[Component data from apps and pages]
.....

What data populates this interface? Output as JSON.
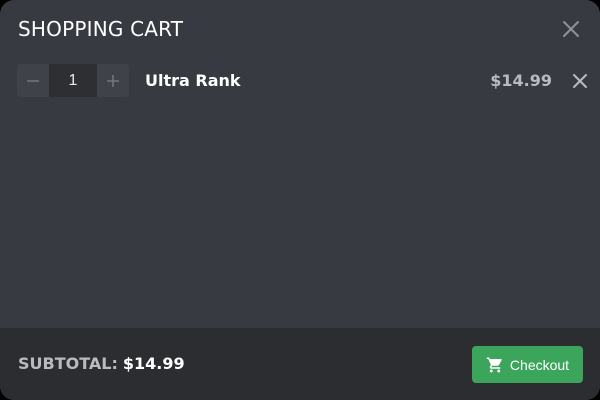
{
  "cart": {
    "title": "SHOPPING CART",
    "items": [
      {
        "quantity": "1",
        "name": "Ultra Rank",
        "price": "$14.99"
      }
    ],
    "subtotal_label": "SUBTOTAL:",
    "subtotal_value": "$14.99",
    "checkout_label": "Checkout"
  },
  "icons": {
    "close": "close-icon",
    "minus": "minus-icon",
    "plus": "plus-icon",
    "remove": "remove-icon",
    "cart": "cart-icon"
  },
  "colors": {
    "background": "#373a40",
    "footer": "#2b2d31",
    "accent": "#3ba55c",
    "muted_text": "#b9bbbe"
  }
}
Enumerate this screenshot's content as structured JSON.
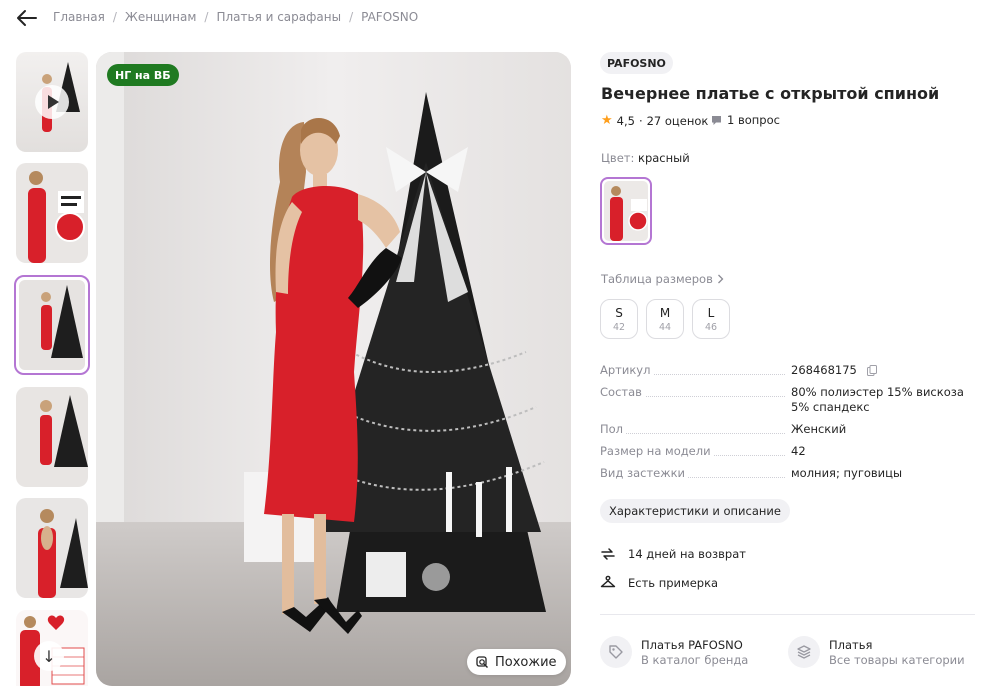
{
  "breadcrumb": [
    "Главная",
    "Женщинам",
    "Платья и сарафаны",
    "PAFOSNO"
  ],
  "badge": "НГ на ВБ",
  "similar_label": "Похожие",
  "brand": "PAFOSNO",
  "title": "Вечернее платье с открытой спиной",
  "rating": {
    "value": "4,5",
    "count": "27 оценок"
  },
  "questions": "1 вопрос",
  "color": {
    "label": "Цвет:",
    "value": "красный"
  },
  "size_table_label": "Таблица размеров",
  "sizes": [
    {
      "label": "S",
      "ru": "42"
    },
    {
      "label": "M",
      "ru": "44"
    },
    {
      "label": "L",
      "ru": "46"
    }
  ],
  "specs": [
    {
      "key": "Артикул",
      "value": "268468175"
    },
    {
      "key": "Состав",
      "value": "80% полиэстер 15% вискоза 5% спандекс"
    },
    {
      "key": "Пол",
      "value": "Женский"
    },
    {
      "key": "Размер на модели",
      "value": "42"
    },
    {
      "key": "Вид застежки",
      "value": "молния; пуговицы"
    }
  ],
  "characteristics_button": "Характеристики и описание",
  "features": [
    "14 дней на возврат",
    "Есть примерка"
  ],
  "brand_link": {
    "title": "Платья PAFOSNO",
    "subtitle": "В каталог бренда"
  },
  "category_link": {
    "title": "Платья",
    "subtitle": "Все товары категории"
  },
  "colors": {
    "accent": "#b476d3",
    "badge": "#1f7a21",
    "star": "#ff9f1c",
    "dress": "#d8202a"
  }
}
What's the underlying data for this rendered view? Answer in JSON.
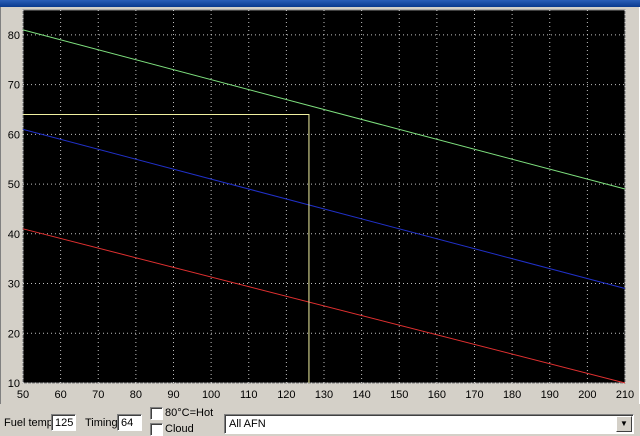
{
  "chart_data": {
    "type": "line",
    "xlim": [
      50,
      210
    ],
    "ylim": [
      10,
      85
    ],
    "x_ticks": [
      50,
      60,
      70,
      80,
      90,
      100,
      110,
      120,
      130,
      140,
      150,
      160,
      170,
      180,
      190,
      200,
      210
    ],
    "y_ticks": [
      10,
      20,
      30,
      40,
      50,
      60,
      70,
      80
    ],
    "x_tick_labels": [
      "50",
      "60",
      "70",
      "80",
      "90",
      "100",
      "110",
      "120",
      "130",
      "140",
      "150",
      "160",
      "170",
      "180",
      "190",
      "200",
      "210"
    ],
    "y_tick_labels": [
      "10",
      "20",
      "30",
      "40",
      "50",
      "60",
      "70",
      "80"
    ],
    "grid": true,
    "background": "#000000",
    "series": [
      {
        "color": "#7ee07e",
        "x": [
          50,
          210
        ],
        "y": [
          81,
          49
        ]
      },
      {
        "color": "#2030c8",
        "x": [
          50,
          210
        ],
        "y": [
          61,
          29
        ]
      },
      {
        "color": "#e03030",
        "x": [
          50,
          210
        ],
        "y": [
          41,
          10
        ]
      }
    ],
    "crosshair": {
      "color": "#f0f0a0",
      "x": 126,
      "y": 64
    }
  },
  "controls": {
    "fuel_temp_label": "Fuel temp",
    "fuel_temp_value": "125",
    "timing_label": "Timing",
    "timing_value": "64",
    "hot_label": "80°C=Hot",
    "cloud_label": "Cloud",
    "afn_select_value": "All AFN"
  }
}
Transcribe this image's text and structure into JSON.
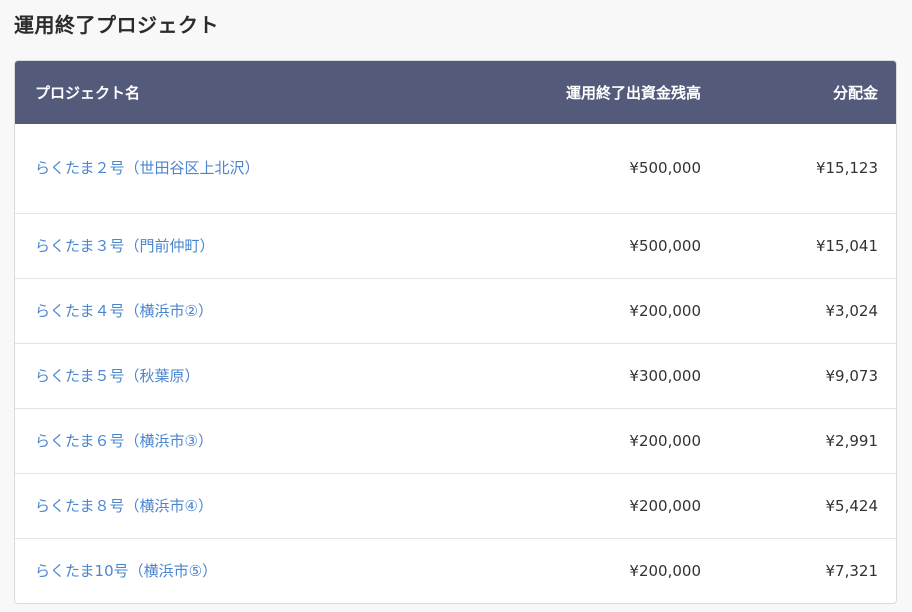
{
  "section": {
    "title": "運用終了プロジェクト"
  },
  "table": {
    "headers": {
      "name": "プロジェクト名",
      "amount": "運用終了出資金残高",
      "distribution": "分配金"
    },
    "rows": [
      {
        "name": "らくたま２号（世田谷区上北沢）",
        "amount": "¥500,000",
        "distribution": "¥15,123"
      },
      {
        "name": "らくたま３号（門前仲町）",
        "amount": "¥500,000",
        "distribution": "¥15,041"
      },
      {
        "name": "らくたま４号（横浜市②）",
        "amount": "¥200,000",
        "distribution": "¥3,024"
      },
      {
        "name": "らくたま５号（秋葉原）",
        "amount": "¥300,000",
        "distribution": "¥9,073"
      },
      {
        "name": "らくたま６号（横浜市③）",
        "amount": "¥200,000",
        "distribution": "¥2,991"
      },
      {
        "name": "らくたま８号（横浜市④）",
        "amount": "¥200,000",
        "distribution": "¥5,424"
      },
      {
        "name": "らくたま10号（横浜市⑤）",
        "amount": "¥200,000",
        "distribution": "¥7,321"
      }
    ]
  },
  "colors": {
    "header_bg": "#545a7a",
    "link": "#4a86d0",
    "border": "#e2e4e8"
  }
}
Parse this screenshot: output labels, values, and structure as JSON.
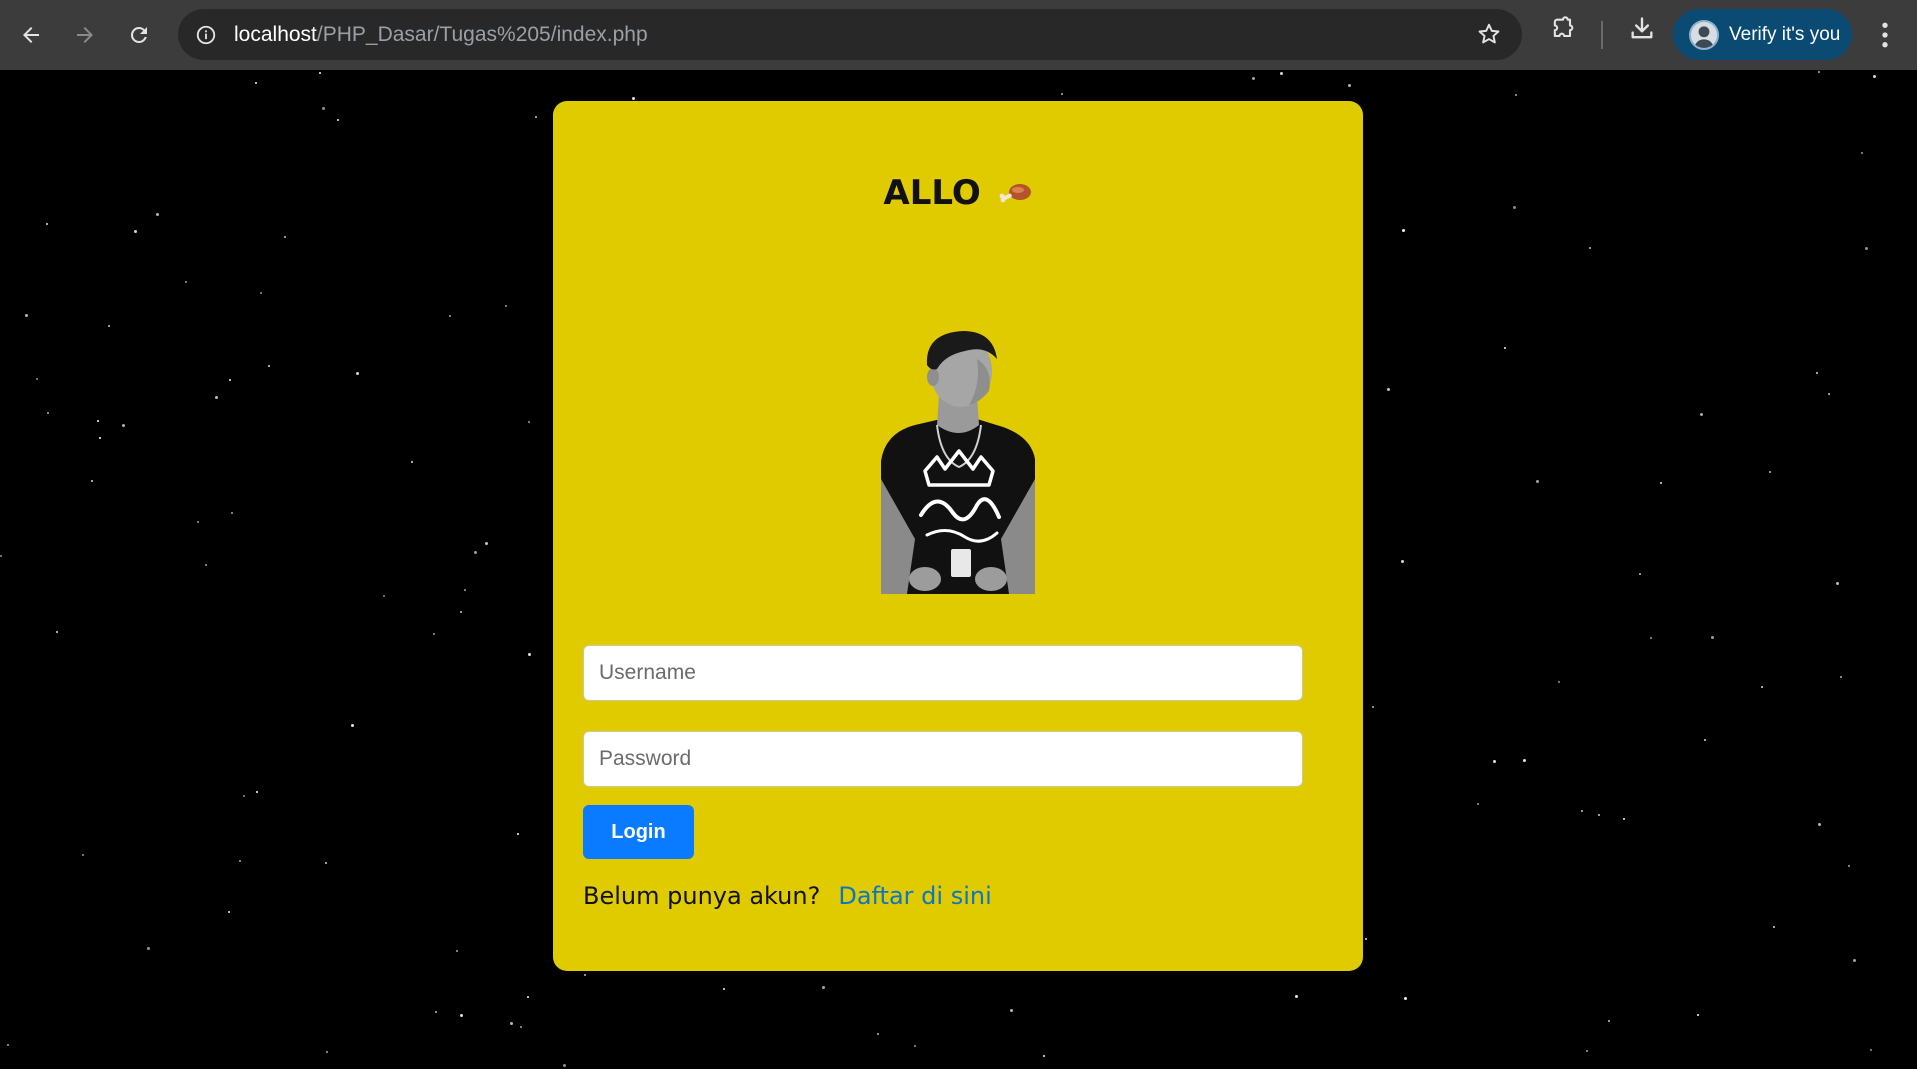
{
  "browser": {
    "url_host": "localhost",
    "url_path": "/PHP_Dasar/Tugas%205/index.php",
    "verify_label": "Verify it's you"
  },
  "login_card": {
    "title": "ALLO",
    "title_emoji": "drumstick-emoji",
    "colors": {
      "card": "#e0ca00",
      "button": "#0a7bff",
      "link": "#0b76c7",
      "background": "#000000"
    },
    "username_placeholder": "Username",
    "password_placeholder": "Password",
    "login_label": "Login",
    "signup_prompt": "Belum punya akun?",
    "signup_link": "Daftar di sini"
  }
}
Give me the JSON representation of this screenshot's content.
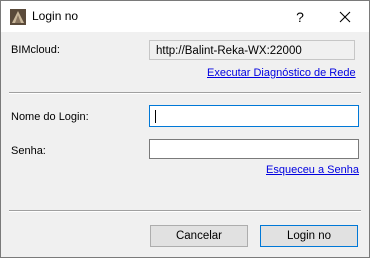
{
  "window": {
    "title": "Login no",
    "help_glyph": "?",
    "close_glyph": "✕",
    "icon": "bimcloud-app-icon"
  },
  "bimcloud": {
    "label": "BIMcloud:",
    "server_url": "http://Balint-Reka-WX:22000",
    "diagnostic_link": "Executar Diagnóstico de Rede"
  },
  "login": {
    "username_label": "Nome do Login:",
    "username_value": "",
    "password_label": "Senha:",
    "password_value": "",
    "forgot_link": "Esqueceu a Senha"
  },
  "buttons": {
    "cancel": "Cancelar",
    "login": "Login no"
  }
}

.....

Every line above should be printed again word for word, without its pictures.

What data populates this interface? Output as JSON.
{
  "cart": {
    "title": "SHOPPING CART",
    "items": [
      {
        "quantity": "1",
        "name": "Ultra Rank",
        "price": "$14.99"
      }
    ],
    "subtotal_label": "SUBTOTAL:",
    "subtotal_value": "$14.99",
    "checkout_label": "Checkout"
  },
  "icons": {
    "close": "close-icon",
    "minus": "minus-icon",
    "plus": "plus-icon",
    "remove": "remove-icon",
    "cart": "cart-icon"
  },
  "colors": {
    "background": "#373a40",
    "footer": "#2b2d31",
    "accent": "#3ba55c",
    "muted_text": "#b9bbbe"
  }
}
Enumerate this screenshot's content as structured JSON.
{
  "breadcrumb": [
    "Главная",
    "Женщинам",
    "Платья и сарафаны",
    "PAFOSNO"
  ],
  "badge": "НГ на ВБ",
  "similar_label": "Похожие",
  "brand": "PAFOSNO",
  "title": "Вечернее платье с открытой спиной",
  "rating": {
    "value": "4,5",
    "count": "27 оценок"
  },
  "questions": "1 вопрос",
  "color": {
    "label": "Цвет:",
    "value": "красный"
  },
  "size_table_label": "Таблица размеров",
  "sizes": [
    {
      "label": "S",
      "ru": "42"
    },
    {
      "label": "M",
      "ru": "44"
    },
    {
      "label": "L",
      "ru": "46"
    }
  ],
  "specs": [
    {
      "key": "Артикул",
      "value": "268468175"
    },
    {
      "key": "Состав",
      "value": "80% полиэстер 15% вискоза 5% спандекс"
    },
    {
      "key": "Пол",
      "value": "Женский"
    },
    {
      "key": "Размер на модели",
      "value": "42"
    },
    {
      "key": "Вид застежки",
      "value": "молния; пуговицы"
    }
  ],
  "characteristics_button": "Характеристики и описание",
  "features": [
    "14 дней на возврат",
    "Есть примерка"
  ],
  "brand_link": {
    "title": "Платья PAFOSNO",
    "subtitle": "В каталог бренда"
  },
  "category_link": {
    "title": "Платья",
    "subtitle": "Все товары категории"
  },
  "colors": {
    "accent": "#b476d3",
    "badge": "#1f7a21",
    "star": "#ff9f1c",
    "dress": "#d8202a"
  }
}
What's the underlying data for this rendered view? Answer in JSON.
{
  "chart_data": {
    "type": "line",
    "xlim": [
      50,
      210
    ],
    "ylim": [
      10,
      85
    ],
    "x_ticks": [
      50,
      60,
      70,
      80,
      90,
      100,
      110,
      120,
      130,
      140,
      150,
      160,
      170,
      180,
      190,
      200,
      210
    ],
    "y_ticks": [
      10,
      20,
      30,
      40,
      50,
      60,
      70,
      80
    ],
    "x_tick_labels": [
      "50",
      "60",
      "70",
      "80",
      "90",
      "100",
      "110",
      "120",
      "130",
      "140",
      "150",
      "160",
      "170",
      "180",
      "190",
      "200",
      "210"
    ],
    "y_tick_labels": [
      "10",
      "20",
      "30",
      "40",
      "50",
      "60",
      "70",
      "80"
    ],
    "grid": true,
    "background": "#000000",
    "series": [
      {
        "color": "#7ee07e",
        "x": [
          50,
          210
        ],
        "y": [
          81,
          49
        ]
      },
      {
        "color": "#2030c8",
        "x": [
          50,
          210
        ],
        "y": [
          61,
          29
        ]
      },
      {
        "color": "#e03030",
        "x": [
          50,
          210
        ],
        "y": [
          41,
          10
        ]
      }
    ],
    "crosshair": {
      "color": "#f0f0a0",
      "x": 126,
      "y": 64
    }
  },
  "controls": {
    "fuel_temp_label": "Fuel temp",
    "fuel_temp_value": "125",
    "timing_label": "Timing",
    "timing_value": "64",
    "hot_label": "80°C=Hot",
    "cloud_label": "Cloud",
    "afn_select_value": "All AFN"
  }
}
Transcribe this image's text and structure into JSON.
{
  "section": {
    "title": "運用終了プロジェクト"
  },
  "table": {
    "headers": {
      "name": "プロジェクト名",
      "amount": "運用終了出資金残高",
      "distribution": "分配金"
    },
    "rows": [
      {
        "name": "らくたま２号（世田谷区上北沢）",
        "amount": "¥500,000",
        "distribution": "¥15,123"
      },
      {
        "name": "らくたま３号（門前仲町）",
        "amount": "¥500,000",
        "distribution": "¥15,041"
      },
      {
        "name": "らくたま４号（横浜市②）",
        "amount": "¥200,000",
        "distribution": "¥3,024"
      },
      {
        "name": "らくたま５号（秋葉原）",
        "amount": "¥300,000",
        "distribution": "¥9,073"
      },
      {
        "name": "らくたま６号（横浜市③）",
        "amount": "¥200,000",
        "distribution": "¥2,991"
      },
      {
        "name": "らくたま８号（横浜市④）",
        "amount": "¥200,000",
        "distribution": "¥5,424"
      },
      {
        "name": "らくたま10号（横浜市⑤）",
        "amount": "¥200,000",
        "distribution": "¥7,321"
      }
    ]
  },
  "colors": {
    "header_bg": "#545a7a",
    "link": "#4a86d0",
    "border": "#e2e4e8"
  }
}
Parse this screenshot: output labels, values, and structure as JSON.
{
  "browser": {
    "url_host": "localhost",
    "url_path": "/PHP_Dasar/Tugas%205/index.php",
    "verify_label": "Verify it's you"
  },
  "login_card": {
    "title": "ALLO",
    "title_emoji": "drumstick-emoji",
    "colors": {
      "card": "#e0ca00",
      "button": "#0a7bff",
      "link": "#0b76c7",
      "background": "#000000"
    },
    "username_placeholder": "Username",
    "password_placeholder": "Password",
    "login_label": "Login",
    "signup_prompt": "Belum punya akun?",
    "signup_link": "Daftar di sini"
  }
}
Give me the JSON representation of this screenshot's content.
{
  "window": {
    "title": "Login no",
    "help_glyph": "?",
    "close_glyph": "✕",
    "icon": "bimcloud-app-icon"
  },
  "bimcloud": {
    "label": "BIMcloud:",
    "server_url": "http://Balint-Reka-WX:22000",
    "diagnostic_link": "Executar Diagnóstico de Rede"
  },
  "login": {
    "username_label": "Nome do Login:",
    "username_value": "",
    "password_label": "Senha:",
    "password_value": "",
    "forgot_link": "Esqueceu a Senha"
  },
  "buttons": {
    "cancel": "Cancelar",
    "login": "Login no"
  }
}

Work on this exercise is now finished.